But the parameters of the grating itself are not the only thing which can influence performance in this kind of system: most periodic structures with small feature sizes are known to be strongly sensitive to the polarization state of incident light. As the second use case for this week, we have selected a scenario in which the polarization dependency of a binary grating is analyzed, and the structure is optimized to perform well under incident light with arbitrary polarization angles.
VirtualLab Fusion now comes with the revolutionary Distributed Computing technology that allows you to tremendously speed up your simulations. To demonstrate the power of this new technology we have prepared two examples which you can find in the documents linked below. In the first one, we investigate the performance of a waveguide device by performing a parameter sweep over 101 x 101 field-of-view angles, resulting in a total of 10201 elementary simulations. With Distributed Computing, these simulations can be performed in parallel on different machines in a network, leading, in our specific example, to a 91% reduction in calculation time.
As a second example we have prepared a coherence measurement using a white-light interferometer. There, multiple wavelengths as well as a shift in one of the interferometer arms lead to a total number of 2904 simulations. Through the application of Distributed Computing we can reduce the simulation time from almost one hour to barely 3 minutes.
These examples demonstrate the game-changing reductions in simulation times which can be achieved with the new Distributed Computing Package. Take a look at the examples linked below and see for yourself!
With the latest release of the optical modeling and design software VirtualLab Fusion, version 2023.2, a number of new and helpful tools have been added. But the novelty does not stop there: we have also taken this chance to upgrade some of our previously existing features. In this week’s newsletter we put the spotlight on the Field Inside Component: FMM analyzer, a tool that allows the user visualize and investigate the field distribution inside micro- and nanostructures. The analyzer can now also analyze 2D-periodic structures.

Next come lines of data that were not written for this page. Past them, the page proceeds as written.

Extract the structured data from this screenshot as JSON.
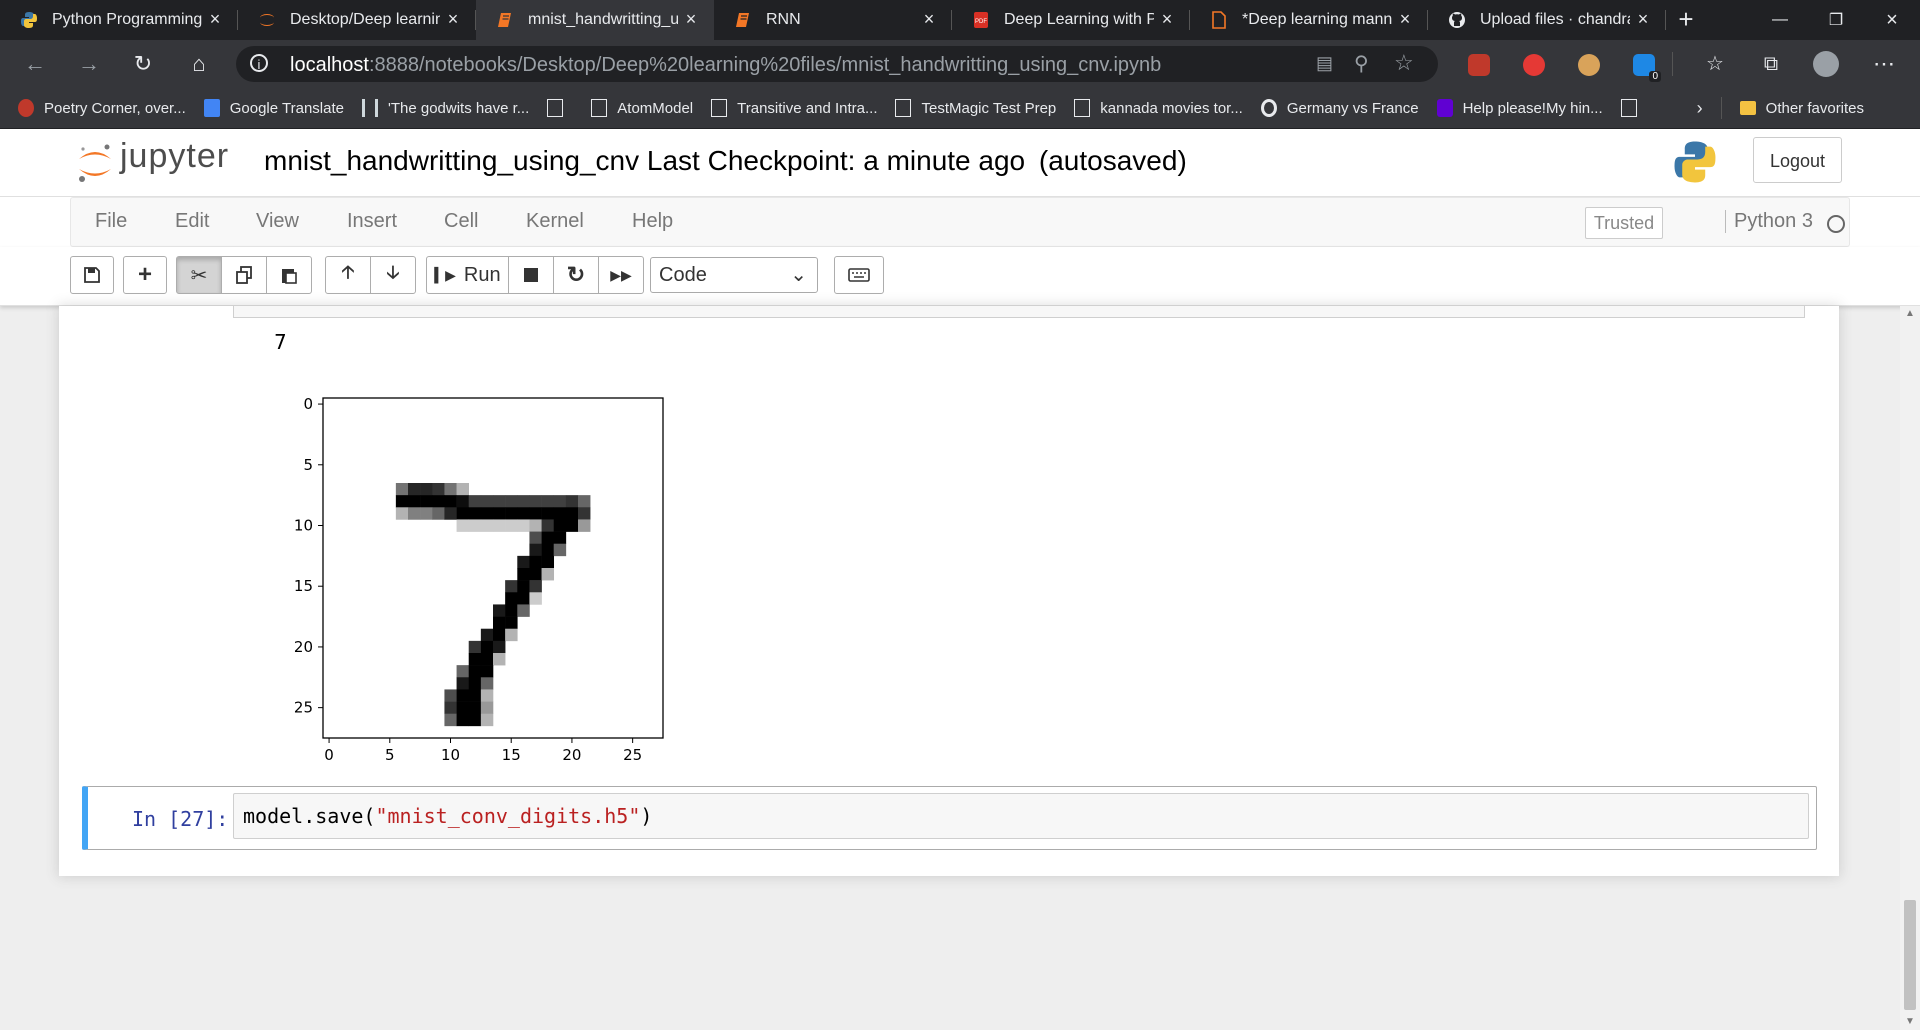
{
  "browser": {
    "tabs": [
      {
        "title": "Python Programming T",
        "icon": "python-icon"
      },
      {
        "title": "Desktop/Deep learning",
        "icon": "jupyter-icon"
      },
      {
        "title": "mnist_handwritting_us",
        "icon": "notebook-icon",
        "active": true
      },
      {
        "title": "RNN",
        "icon": "notebook-icon"
      },
      {
        "title": "Deep Learning with Py",
        "icon": "pdf-icon"
      },
      {
        "title": "*Deep learning mannin",
        "icon": "document-icon"
      },
      {
        "title": "Upload files · chandrad",
        "icon": "github-icon"
      }
    ],
    "url_host": "localhost",
    "url_path": ":8888/notebooks/Desktop/Deep%20learning%20files/mnist_handwritting_using_cnv.ipynb",
    "extension_badge": "0",
    "bookmarks": [
      "Poetry Corner, over...",
      "Google Translate",
      "'The godwits have r...",
      "",
      "AtomModel",
      "Transitive and Intra...",
      "TestMagic Test Prep",
      "kannada movies tor...",
      "Germany vs France",
      "Help please!My hin..."
    ],
    "other_favorites": "Other favorites"
  },
  "jupyter": {
    "logo_text": "jupyter",
    "notebook_name": "mnist_handwritting_using_cnv",
    "checkpoint": "Last Checkpoint: a minute ago",
    "autosave": "(autosaved)",
    "logout": "Logout",
    "menu": [
      "File",
      "Edit",
      "View",
      "Insert",
      "Cell",
      "Kernel",
      "Help"
    ],
    "trusted": "Trusted",
    "kernel": "Python 3",
    "run_label": "Run",
    "cell_type": "Code"
  },
  "output": {
    "text": "7"
  },
  "cell": {
    "prompt": "In [27]:",
    "code_fn": "model.save(",
    "code_str": "\"mnist_conv_digits.h5\"",
    "code_close": ")"
  },
  "chart_data": {
    "type": "heatmap",
    "title": "",
    "colormap": "gray_r",
    "x_ticks": [
      0,
      5,
      10,
      15,
      20,
      25
    ],
    "y_ticks": [
      0,
      5,
      10,
      15,
      20,
      25
    ],
    "xlim": [
      -0.5,
      27.5
    ],
    "ylim": [
      27.5,
      -0.5
    ],
    "grid": false,
    "size": [
      28,
      28
    ],
    "pixels": [
      [
        6,
        7,
        0.55
      ],
      [
        7,
        7,
        0.85
      ],
      [
        8,
        7,
        0.85
      ],
      [
        9,
        7,
        0.8
      ],
      [
        10,
        7,
        0.55
      ],
      [
        11,
        7,
        0.3
      ],
      [
        6,
        8,
        1
      ],
      [
        7,
        8,
        1
      ],
      [
        8,
        8,
        1
      ],
      [
        9,
        8,
        1
      ],
      [
        10,
        8,
        1
      ],
      [
        11,
        8,
        0.95
      ],
      [
        12,
        8,
        0.75
      ],
      [
        13,
        8,
        0.75
      ],
      [
        14,
        8,
        0.75
      ],
      [
        15,
        8,
        0.75
      ],
      [
        16,
        8,
        0.75
      ],
      [
        17,
        8,
        0.75
      ],
      [
        18,
        8,
        0.75
      ],
      [
        19,
        8,
        0.75
      ],
      [
        20,
        8,
        0.8
      ],
      [
        21,
        8,
        0.6
      ],
      [
        6,
        9,
        0.3
      ],
      [
        7,
        9,
        0.5
      ],
      [
        8,
        9,
        0.5
      ],
      [
        9,
        9,
        0.6
      ],
      [
        10,
        9,
        0.85
      ],
      [
        11,
        9,
        1
      ],
      [
        12,
        9,
        1
      ],
      [
        13,
        9,
        1
      ],
      [
        14,
        9,
        1
      ],
      [
        15,
        9,
        1
      ],
      [
        16,
        9,
        1
      ],
      [
        17,
        9,
        1
      ],
      [
        18,
        9,
        1
      ],
      [
        19,
        9,
        1
      ],
      [
        20,
        9,
        1
      ],
      [
        21,
        9,
        0.8
      ],
      [
        11,
        10,
        0.2
      ],
      [
        12,
        10,
        0.2
      ],
      [
        13,
        10,
        0.2
      ],
      [
        14,
        10,
        0.2
      ],
      [
        15,
        10,
        0.2
      ],
      [
        16,
        10,
        0.2
      ],
      [
        17,
        10,
        0.3
      ],
      [
        18,
        10,
        0.8
      ],
      [
        19,
        10,
        1
      ],
      [
        20,
        10,
        1
      ],
      [
        21,
        10,
        0.4
      ],
      [
        17,
        11,
        0.7
      ],
      [
        18,
        11,
        1
      ],
      [
        19,
        11,
        1
      ],
      [
        17,
        12,
        0.9
      ],
      [
        18,
        12,
        1
      ],
      [
        19,
        12,
        0.6
      ],
      [
        16,
        13,
        0.9
      ],
      [
        17,
        13,
        1
      ],
      [
        18,
        13,
        1
      ],
      [
        16,
        14,
        1
      ],
      [
        17,
        14,
        1
      ],
      [
        18,
        14,
        0.3
      ],
      [
        15,
        15,
        0.8
      ],
      [
        16,
        15,
        1
      ],
      [
        17,
        15,
        0.8
      ],
      [
        15,
        16,
        1
      ],
      [
        16,
        16,
        1
      ],
      [
        17,
        16,
        0.2
      ],
      [
        14,
        17,
        0.9
      ],
      [
        15,
        17,
        1
      ],
      [
        16,
        17,
        0.6
      ],
      [
        14,
        18,
        1
      ],
      [
        15,
        18,
        1
      ],
      [
        13,
        19,
        0.9
      ],
      [
        14,
        19,
        1
      ],
      [
        15,
        19,
        0.3
      ],
      [
        12,
        20,
        0.8
      ],
      [
        13,
        20,
        1
      ],
      [
        14,
        20,
        0.9
      ],
      [
        12,
        21,
        1
      ],
      [
        13,
        21,
        1
      ],
      [
        14,
        21,
        0.3
      ],
      [
        11,
        22,
        0.6
      ],
      [
        12,
        22,
        1
      ],
      [
        13,
        22,
        1
      ],
      [
        11,
        23,
        0.9
      ],
      [
        12,
        23,
        1
      ],
      [
        13,
        23,
        0.6
      ],
      [
        10,
        24,
        0.7
      ],
      [
        11,
        24,
        1
      ],
      [
        12,
        24,
        1
      ],
      [
        13,
        24,
        0.3
      ],
      [
        10,
        25,
        0.8
      ],
      [
        11,
        25,
        1
      ],
      [
        12,
        25,
        1
      ],
      [
        13,
        25,
        0.4
      ],
      [
        10,
        26,
        0.6
      ],
      [
        11,
        26,
        1
      ],
      [
        12,
        26,
        1
      ],
      [
        13,
        26,
        0.3
      ]
    ]
  }
}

Please take a look at the documents below to find an introduction to the Field Inside Component: FMM analyzer as well as an example where we investigate (and go on to optimize) the reflectivity of an anti-reflection moth-eye structure.